Like any father, I spend much of my time thinking about my children’s relationships (or lack of) and happiness (or lack of). Not that I think they need to be in relationships to be happy; such a thought or expectation would be negative and counter-productive (none of us NEED romantic relationships; it’s that societal expectation which leads to much unnecessary unhappiness and poor mental health). The thing for me is that covid-19 is inextricably tied up with young people’s loneliness and lack of opportunity.
The headline figure of course is that over 150,000 people in the UK have now officially died of covid-19, the UK being the first country in Europe to reach this desperate mark. How many have been affected by long covid is, to be honest, inestimable, and how many more will die from the disease is unimaginable.
What is indisputable is that covid-19, and its attendant and necessary restrictions on society, is having a huge adverse impact on young people’s lives. To say it is destroying those lives is not hyperbole. Young people looking for friendships and romantic attachments have no real and safe opportunities to pursue such goals in the only effective and possible way of doing so, in person. Gone are the days when a random meeting might bring new friendships, when a coincidence (although I don’t believe in coincidence) could lead to a shared life. Gone are the light-heartedness of youth, the carefree existence youth can be, where every next moment might be a moment of joy and revelation and newness.

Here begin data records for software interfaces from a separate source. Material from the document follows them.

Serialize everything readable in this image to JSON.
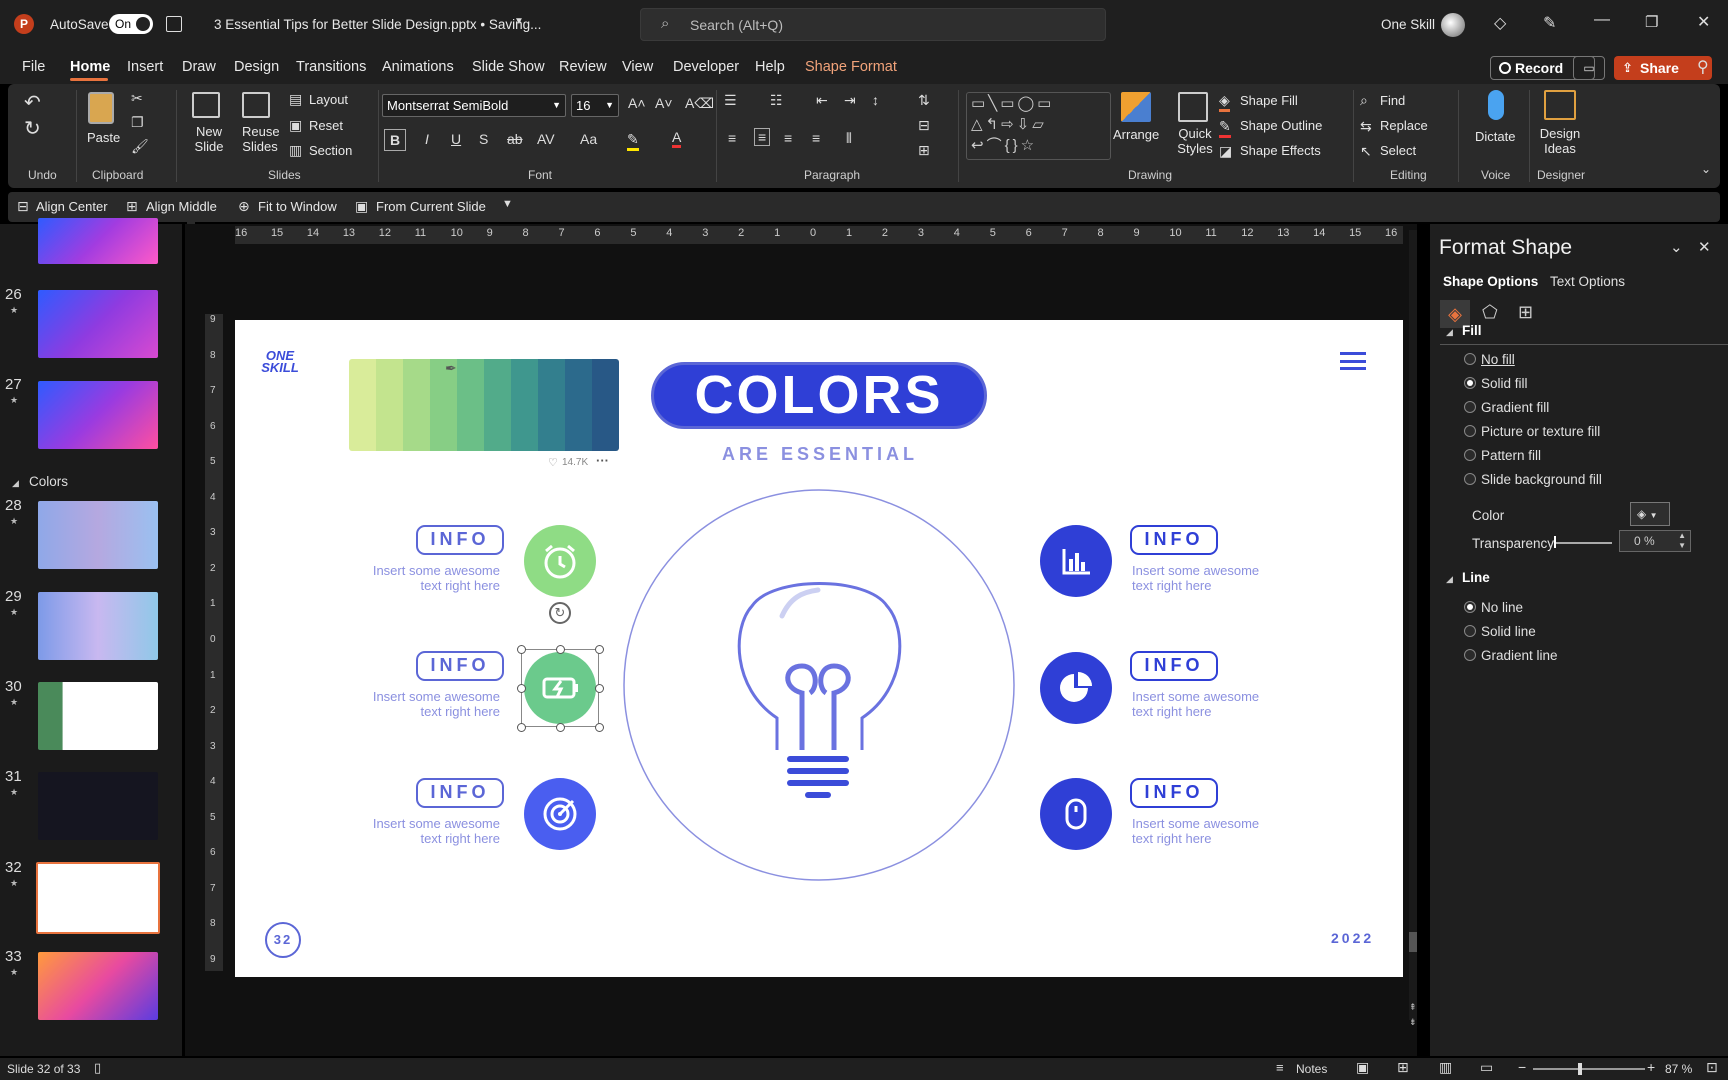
{
  "app": {
    "autosave_label": "AutoSave",
    "autosave_state": "On",
    "doc_title": "3 Essential Tips for Better Slide Design.pptx • Saving...",
    "search_placeholder": "Search (Alt+Q)",
    "user": "One Skill"
  },
  "tabs": [
    "File",
    "Home",
    "Insert",
    "Draw",
    "Design",
    "Transitions",
    "Animations",
    "Slide Show",
    "Review",
    "View",
    "Developer",
    "Help",
    "Shape Format"
  ],
  "actions": {
    "record": "Record",
    "share": "Share"
  },
  "ribbon": {
    "undo": "Undo",
    "clipboard": "Clipboard",
    "paste": "Paste",
    "slides": "Slides",
    "new_slide": "New Slide",
    "reuse_slides": "Reuse Slides",
    "layout": "Layout",
    "reset": "Reset",
    "section": "Section",
    "font": "Font",
    "font_name": "Montserrat SemiBold",
    "font_size": "16",
    "paragraph": "Paragraph",
    "drawing": "Drawing",
    "arrange": "Arrange",
    "quick_styles": "Quick Styles",
    "shape_fill": "Shape Fill",
    "shape_outline": "Shape Outline",
    "shape_effects": "Shape Effects",
    "find": "Find",
    "replace": "Replace",
    "select": "Select",
    "editing": "Editing",
    "dictate": "Dictate",
    "voice": "Voice",
    "design_ideas": "Design Ideas",
    "designer": "Designer"
  },
  "qat": [
    "Align Center",
    "Align Middle",
    "Fit to Window",
    "From Current Slide"
  ],
  "thumbs": [
    {
      "num": "26"
    },
    {
      "num": "27"
    },
    {
      "section": "Colors"
    },
    {
      "num": "28"
    },
    {
      "num": "29"
    },
    {
      "num": "30"
    },
    {
      "num": "31"
    },
    {
      "num": "32"
    },
    {
      "num": "33"
    }
  ],
  "ruler_h": [
    "16",
    "15",
    "14",
    "13",
    "12",
    "11",
    "10",
    "9",
    "8",
    "7",
    "6",
    "5",
    "4",
    "3",
    "2",
    "1",
    "0",
    "1",
    "2",
    "3",
    "4",
    "5",
    "6",
    "7",
    "8",
    "9",
    "10",
    "11",
    "12",
    "13",
    "14",
    "15",
    "16"
  ],
  "ruler_v": [
    "9",
    "8",
    "7",
    "6",
    "5",
    "4",
    "3",
    "2",
    "1",
    "0",
    "1",
    "2",
    "3",
    "4",
    "5",
    "6",
    "7",
    "8",
    "9"
  ],
  "slide": {
    "logo_line1": "ONE",
    "logo_line2": "SKILL",
    "title": "COLORS",
    "subtitle": "ARE ESSENTIAL",
    "likes": "14.7K",
    "more": "···",
    "info": "INFO",
    "body": "Insert some awesome text right here",
    "page": "32",
    "year": "2022",
    "palette": [
      "#d9ec9a",
      "#c3e48e",
      "#a6da89",
      "#87ce85",
      "#6bbf87",
      "#52ab8a",
      "#3f978e",
      "#337f8e",
      "#2c6a8c",
      "#285886"
    ]
  },
  "pane": {
    "title": "Format Shape",
    "tab1": "Shape Options",
    "tab2": "Text Options",
    "fill": "Fill",
    "fill_opts": [
      "No fill",
      "Solid fill",
      "Gradient fill",
      "Picture or texture fill",
      "Pattern fill",
      "Slide background fill"
    ],
    "color": "Color",
    "transparency": "Transparency",
    "transparency_val": "0 %",
    "line": "Line",
    "line_opts": [
      "No line",
      "Solid line",
      "Gradient line"
    ]
  },
  "status": {
    "slide_info": "Slide 32 of 33",
    "notes": "Notes",
    "zoom": "87 %"
  }
}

Confidence is undermined, personalities stopped from growing and flourishing, minds from maturing, and loneliness has become the default way of living. It is a great sadness.
There is nothing any single individual can do about this. I cannot, on my own, change the world. I am growing bitter at governments’ refusals to be equitable across borders, across races, and across economies. I am angry at the way in which altruism seems to have become a dirty word. I am angry at extremists at both ends of the spectrum, libertarians by any other name, filling the world with spiteful misinformation, misinformation spread at the expense of others, spread with the single goal of disrupting any progress we might have made towards global equality. I am angry at those who try, at any cost, to exert power over those they think they are superior to.
For some, the result of this all is that they don’t consider life to have any purpose nor any hope. Some argue that Doomsday is upon us and them, and that because of this, there’s no point fighting for justice, fairness, or goodness. They have lost all hope. They consider themselves alone now and for always.
When our children were born, we realised how lucky we were to have them, how fortunate we were to have been able to have them. Those four moments of birth are the happiest moments of my life, where I was filled with unbridled optimism for the future, when I thought of the unlimited potential of these small, screaming beings, and of the changes they might bring to the world I knew. I still hold that hope, any parent’s hope, but I despair for them, and for everyone else, in this age of contagion, in this age of ruthless self-centredness, where the stage of our ambitions has shrunk to minimal proportions because politicians lack understanding and wisdom, and where equality is only an empty word in a litany of unmeant and broken promises. But I will not give up, and I hope none of you will. The world is worth saving.